= Work instructions =
How many of the lines below contain "globe"? Answer with that number alone.

═══ Data in this exercise

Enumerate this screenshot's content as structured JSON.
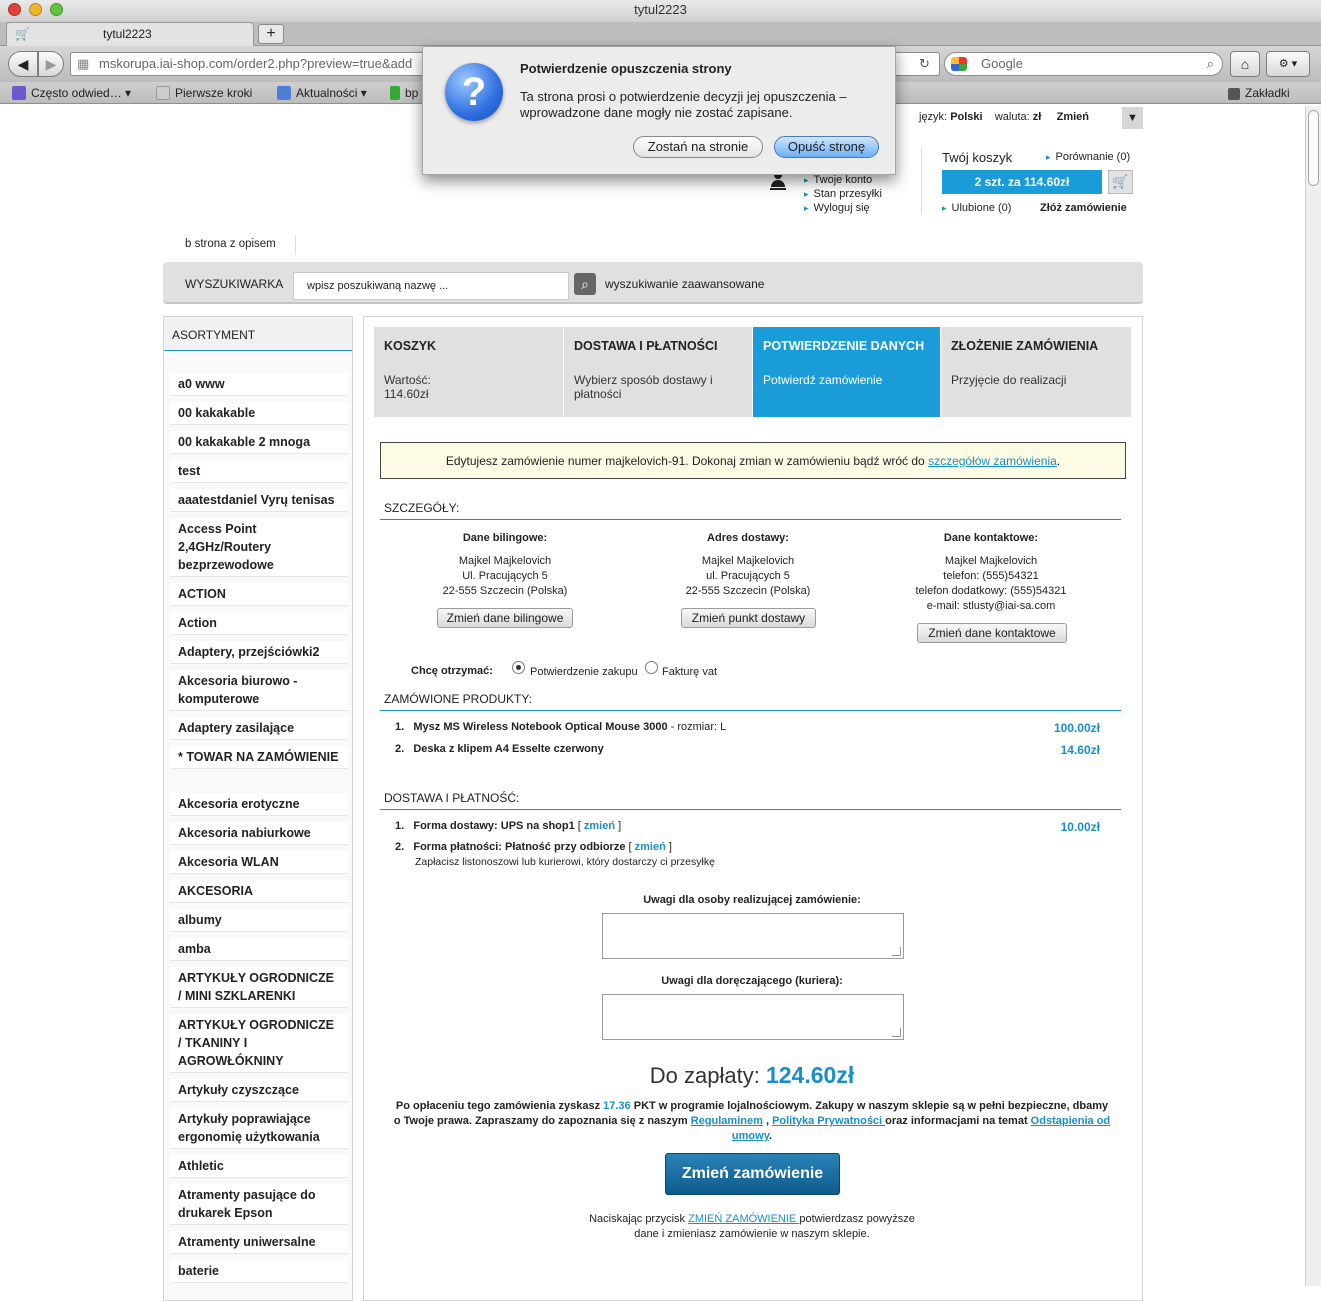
{
  "window": {
    "title": "tytul2223"
  },
  "tab": {
    "label": "tytul2223",
    "new_tab_label": "+"
  },
  "nav": {
    "url": "mskorupa.iai-shop.com/order2.php?preview=true&add",
    "search_placeholder": "Google"
  },
  "bookmarks": {
    "most_visited": "Często odwied…",
    "first_steps": "Pierwsze kroki",
    "news": "Aktualności",
    "bp": "bp",
    "bookmarks_menu": "Zakładki"
  },
  "dialog": {
    "title": "Potwierdzenie opuszczenia strony",
    "message": "Ta strona prosi o potwierdzenie decyzji jej opuszczenia – wprowadzone dane mogły nie zostać zapisane.",
    "stay_label": "Zostań na stronie",
    "leave_label": "Opuść stronę"
  },
  "header": {
    "lang_label": "język:",
    "lang_value": "Polski",
    "currency_label": "waluta:",
    "currency_value": "zł",
    "change_label": "Zmień",
    "account_links": [
      "Twoje konto",
      "Stan przesyłki",
      "Wyloguj się"
    ],
    "cart_title": "Twój koszyk",
    "cart_button": "2 szt. za 114.60zł",
    "compare": "Porównanie (0)",
    "favorites": "Ulubione (0)",
    "place_order": "Złóż zamówienie",
    "page_link": "b strona z opisem"
  },
  "search": {
    "label": "WYSZUKIWARKA",
    "placeholder": "wpisz poszukiwaną nazwę ...",
    "advanced": "wyszukiwanie zaawansowane"
  },
  "sidebar": {
    "title": "ASORTYMENT",
    "items": [
      "a0 www",
      "00 kakakable",
      "00 kakakable 2 mnoga",
      "test",
      "aaatestdaniel Vyrų tenisas",
      "Access Point 2,4GHz/Routery bezprzewodowe",
      "ACTION",
      "Action",
      "Adaptery, przejściówki2",
      "Akcesoria biurowo - komputerowe",
      "Adaptery zasilające",
      "* TOWAR NA ZAMÓWIENIE",
      "Akcesoria erotyczne",
      "Akcesoria nabiurkowe",
      "Akcesoria WLAN",
      "AKCESORIA",
      "albumy",
      "amba",
      "ARTYKUŁY OGRODNICZE / MINI SZKLARENKI",
      "ARTYKUŁY OGRODNICZE / TKANINY I AGROWŁÓKNINY",
      "Artykuły czyszczące",
      "Artykuły poprawiające ergonomię użytkowania",
      "Athletic",
      "Atramenty pasujące do drukarek Epson",
      "Atramenty uniwersalne",
      "baterie"
    ]
  },
  "steps": [
    {
      "title": "KOSZYK",
      "desc": "Wartość:\n114.60zł"
    },
    {
      "title": "DOSTAWA I PŁATNOŚCI",
      "desc": "Wybierz sposób dostawy i płatności"
    },
    {
      "title": "POTWIERDZENIE DANYCH",
      "desc": "Potwierdź zamówienie"
    },
    {
      "title": "ZŁOŻENIE ZAMÓWIENIA",
      "desc": "Przyjęcie do realizacji"
    }
  ],
  "notice": {
    "text": "Edytujesz zamówienie numer majkelovich-91. Dokonaj zmian w zamówieniu bądź wróć do ",
    "link": "szczegółów zamówienia",
    "end": "."
  },
  "details": {
    "title": "SZCZEGÓŁY:",
    "billing": {
      "title": "Dane bilingowe:",
      "line1": "Majkel Majkelovich",
      "line2": "Ul. Pracujących 5",
      "line3": "22-555 Szczecin (Polska)",
      "button": "Zmień dane bilingowe"
    },
    "shipping": {
      "title": "Adres dostawy:",
      "line1": "Majkel Majkelovich",
      "line2": "ul. Pracujących 5",
      "line3": "22-555 Szczecin (Polska)",
      "button": "Zmień punkt dostawy"
    },
    "contact": {
      "title": "Dane kontaktowe:",
      "line1": "Majkel Majkelovich",
      "line2": "telefon: (555)54321",
      "line3": "telefon dodatkowy: (555)54321",
      "line4": "e-mail: stlusty@iai-sa.com",
      "button": "Zmień dane kontaktowe"
    }
  },
  "receive": {
    "label": "Chcę otrzymać:",
    "opt1": "Potwierdzenie zakupu",
    "opt2": "Fakturę vat"
  },
  "products": {
    "title": "ZAMÓWIONE PRODUKTY:",
    "items": [
      {
        "num": "1.",
        "name": "Mysz MS Wireless Notebook Optical Mouse 3000",
        "extra": " - rozmiar: L",
        "price": "100.00zł"
      },
      {
        "num": "2.",
        "name": "Deska z klipem A4 Esselte czerwony",
        "extra": "",
        "price": "14.60zł"
      }
    ]
  },
  "delivery": {
    "title": "DOSTAWA I PŁATNOŚĆ:",
    "shipping_num": "1.",
    "shipping_label": "Forma dostawy: UPS na shop1",
    "shipping_change": "zmień",
    "shipping_price": "10.00zł",
    "payment_num": "2.",
    "payment_label": "Forma płatności: Płatność przy odbiorze",
    "payment_change": "zmień",
    "payment_note": "Zapłacisz listonoszowi lub kurierowi, który dostarczy ci przesyłkę"
  },
  "notes": {
    "label1": "Uwagi dla osoby realizującej zamówienie:",
    "label2": "Uwagi dla doręczającego (kuriera):"
  },
  "total": {
    "label": "Do zapłaty:",
    "value": "124.60zł"
  },
  "loyalty": {
    "p1": "Po opłaceniu tego zamówienia zyskasz ",
    "points": "17.36",
    "p2": " PKT w programie lojalnościowym. Zakupy w naszym sklepie są w pełni bezpieczne, dbamy o Twoje prawa. Zapraszamy do zapoznania się z naszym ",
    "regulamin": "Regulaminem",
    "sep": " , ",
    "privacy": "Polityka Prywatności ",
    "p3": "oraz informacjami na temat ",
    "withdraw": "Odstąpienia od umowy",
    "p4": "."
  },
  "submit": {
    "label": "Zmień zamówienie"
  },
  "footer_note": {
    "p1": "Naciskając przycisk ",
    "link": "ZMIEŃ ZAMÓWIENIE ",
    "p2": "potwierdzasz powyższe",
    "p3": "dane i zmieniasz zamówienie w naszym sklepie."
  },
  "colors": {
    "accent": "#1a8ec9",
    "active_step": "#1a9cd8",
    "notice_bg": "#fefbe4"
  }
}
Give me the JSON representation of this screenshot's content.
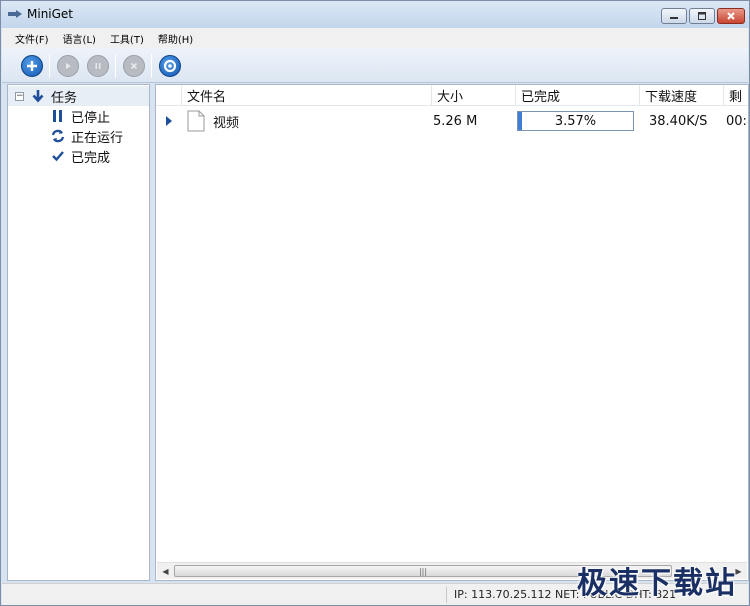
{
  "window": {
    "title": "MiniGet",
    "controls": [
      "minimize",
      "maximize",
      "close"
    ]
  },
  "menu": [
    "文件(F)",
    "语言(L)",
    "工具(T)",
    "帮助(H)"
  ],
  "toolbar": {
    "buttons": [
      {
        "name": "add",
        "icon": "plus-icon",
        "enabled": true
      },
      {
        "name": "start",
        "icon": "play-icon",
        "enabled": false
      },
      {
        "name": "pause",
        "icon": "pause-icon",
        "enabled": false
      },
      {
        "name": "delete",
        "icon": "x-icon",
        "enabled": false
      },
      {
        "name": "settings",
        "icon": "settings-icon",
        "enabled": true
      }
    ]
  },
  "tree": {
    "root": {
      "label": "任务",
      "icon": "arrow-down-icon",
      "expanded": true
    },
    "children": [
      {
        "label": "已停止",
        "icon": "pause-icon"
      },
      {
        "label": "正在运行",
        "icon": "refresh-icon"
      },
      {
        "label": "已完成",
        "icon": "check-icon"
      }
    ]
  },
  "list": {
    "columns": [
      "文件名",
      "大小",
      "已完成",
      "下载速度",
      "剩"
    ],
    "rows": [
      {
        "name": "视频",
        "size": "5.26 M",
        "progress": 0.0357,
        "progress_label": "3.57%",
        "speed": "38.40K/S",
        "remaining": "00:"
      }
    ]
  },
  "status": {
    "text": "IP: 113.70.25.112 NET: PUBLIC   DHT: 821"
  },
  "watermark": "极速下载站",
  "colors": {
    "accent": "#1557b0",
    "progress": "#3d7fd3",
    "window_frame": "#d7e3f1"
  }
}
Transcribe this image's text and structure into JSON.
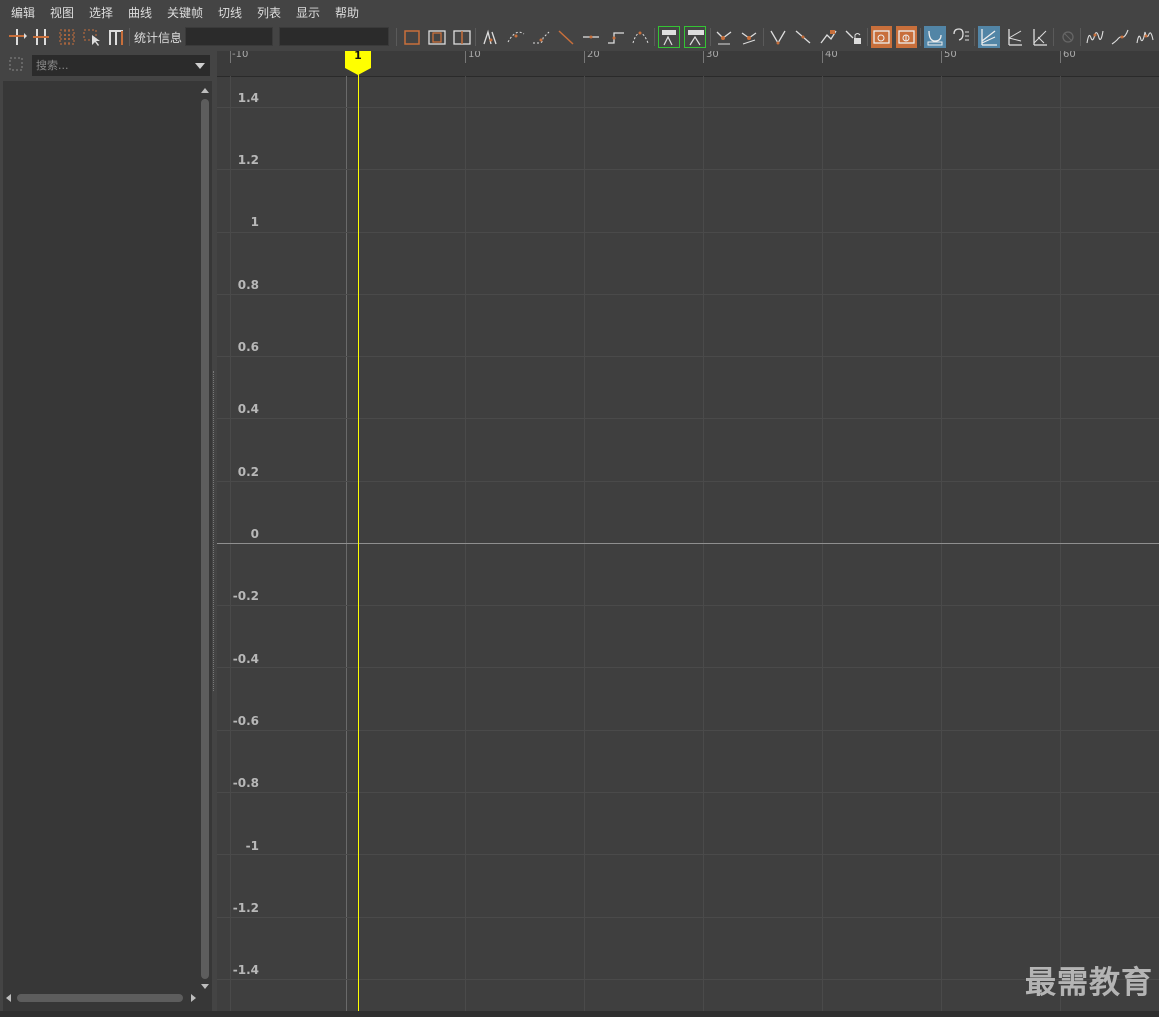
{
  "menu": [
    "编辑",
    "视图",
    "选择",
    "曲线",
    "关键帧",
    "切线",
    "列表",
    "显示",
    "帮助"
  ],
  "toolbar": {
    "stats_label": "统计信息",
    "stats_field_1": "",
    "stats_field_2": "",
    "colors": {
      "icon_orange": "#c86f3b",
      "toggle_blue": "#5285a6",
      "key_green": "#34c434"
    }
  },
  "outliner": {
    "search_placeholder": "搜索..."
  },
  "graph": {
    "frame_ticks": [
      "-10",
      "10",
      "20",
      "30",
      "40",
      "50",
      "60"
    ],
    "value_labels": [
      "1.4",
      "1.2",
      "1",
      "0.8",
      "0.6",
      "0.4",
      "0.2",
      "0",
      "-0.2",
      "-0.4",
      "-0.6",
      "-0.8",
      "-1",
      "-1.2",
      "-1.4"
    ],
    "current_frame": "1",
    "current_time_color": "#ffff00"
  },
  "watermark": "最需教育"
}
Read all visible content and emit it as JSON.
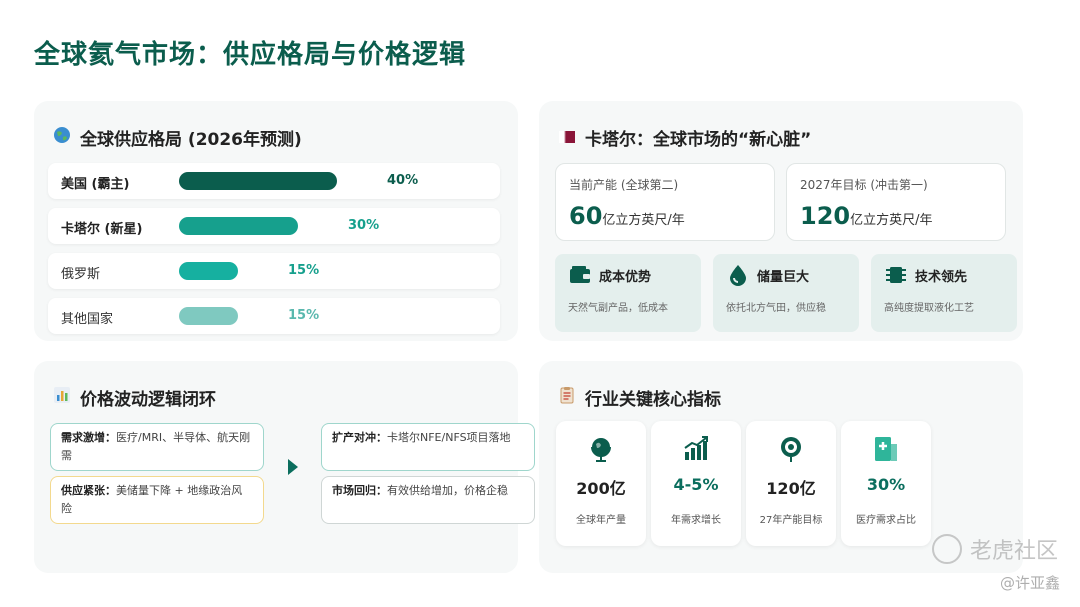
{
  "page": {
    "title": "全球氦气市场：供应格局与价格逻辑"
  },
  "supply": {
    "icon": "globe-icon",
    "title": "全球供应格局 (2026年预测)",
    "rows": [
      {
        "label": "美国 (霸主)",
        "value": 40,
        "pct": "40%",
        "color": "#0b5d4d",
        "pct_color": "#0b5d4d"
      },
      {
        "label": "卡塔尔 (新星)",
        "value": 30,
        "pct": "30%",
        "color": "#16a08d",
        "pct_color": "#16a08d"
      },
      {
        "label": "俄罗斯",
        "value": 15,
        "pct": "15%",
        "color": "#16b0a0",
        "pct_color": "#16a08d"
      },
      {
        "label": "其他国家",
        "value": 15,
        "pct": "15%",
        "color": "#7fc9c0",
        "pct_color": "#5ab8ae"
      }
    ]
  },
  "qatar": {
    "icon": "qatar-flag-icon",
    "title": "卡塔尔：全球市场的“新心脏”",
    "stats": [
      {
        "label": "当前产能 (全球第二)",
        "value": "60",
        "unit": "亿立方英尺/年"
      },
      {
        "label": "2027年目标 (冲击第一)",
        "value": "120",
        "unit": "亿立方英尺/年"
      }
    ],
    "advantages": [
      {
        "icon": "wallet-icon",
        "title": "成本优势",
        "desc": "天然气副产品，低成本"
      },
      {
        "icon": "drop-icon",
        "title": "储量巨大",
        "desc": "依托北方气田，供应稳"
      },
      {
        "icon": "chip-icon",
        "title": "技术领先",
        "desc": "高纯度提取液化工艺"
      }
    ]
  },
  "price": {
    "icon": "bar-chart-icon",
    "title": "价格波动逻辑闭环",
    "items": [
      {
        "head": "需求激增：",
        "text": "医疗/MRI、半导体、航天刚需",
        "border": "#9fd6cc"
      },
      {
        "head": "供应紧张：",
        "text": "美储量下降 + 地缘政治风险",
        "border": "#f3d98e"
      },
      {
        "head": "扩产对冲：",
        "text": "卡塔尔NFE/NFS项目落地",
        "border": "#9fd6cc"
      },
      {
        "head": "市场回归：",
        "text": "有效供给增加，价格企稳",
        "border": "#cfd6d5"
      }
    ]
  },
  "indicators": {
    "icon": "clipboard-icon",
    "title": "行业关键核心指标",
    "items": [
      {
        "icon": "globe-stand-icon",
        "value": "200亿",
        "label": "全球年产量",
        "teal": false
      },
      {
        "icon": "growth-chart-icon",
        "value": "4-5%",
        "label": "年需求增长",
        "teal": true
      },
      {
        "icon": "target-icon",
        "value": "120亿",
        "label": "27年产能目标",
        "teal": false
      },
      {
        "icon": "medical-icon",
        "value": "30%",
        "label": "医疗需求占比",
        "teal": true
      }
    ]
  },
  "watermark": {
    "text": "老虎社区",
    "author": "@许亚鑫"
  },
  "colors": {
    "primary": "#0b5d4d",
    "accent": "#16a08d",
    "card_bg": "#f6f8f8"
  }
}
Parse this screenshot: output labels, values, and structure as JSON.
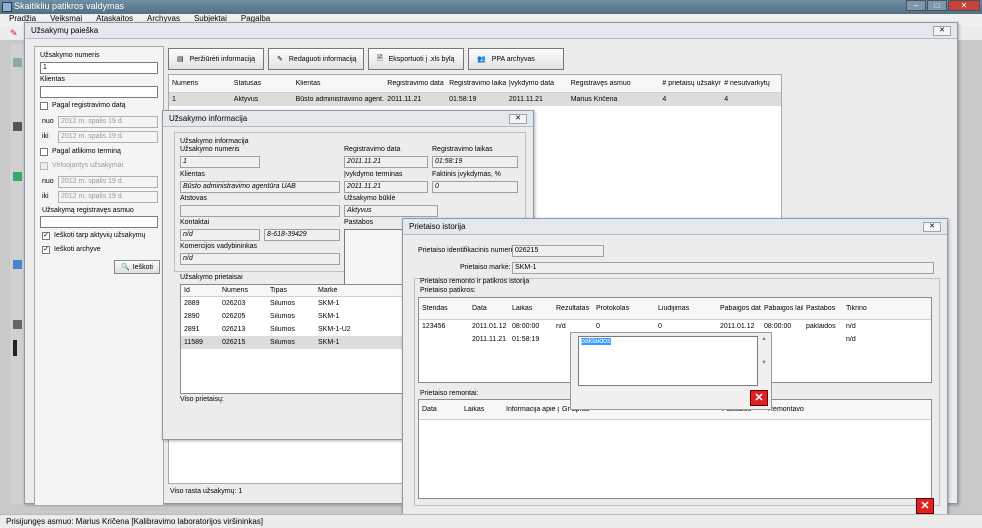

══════

= Answer section =
2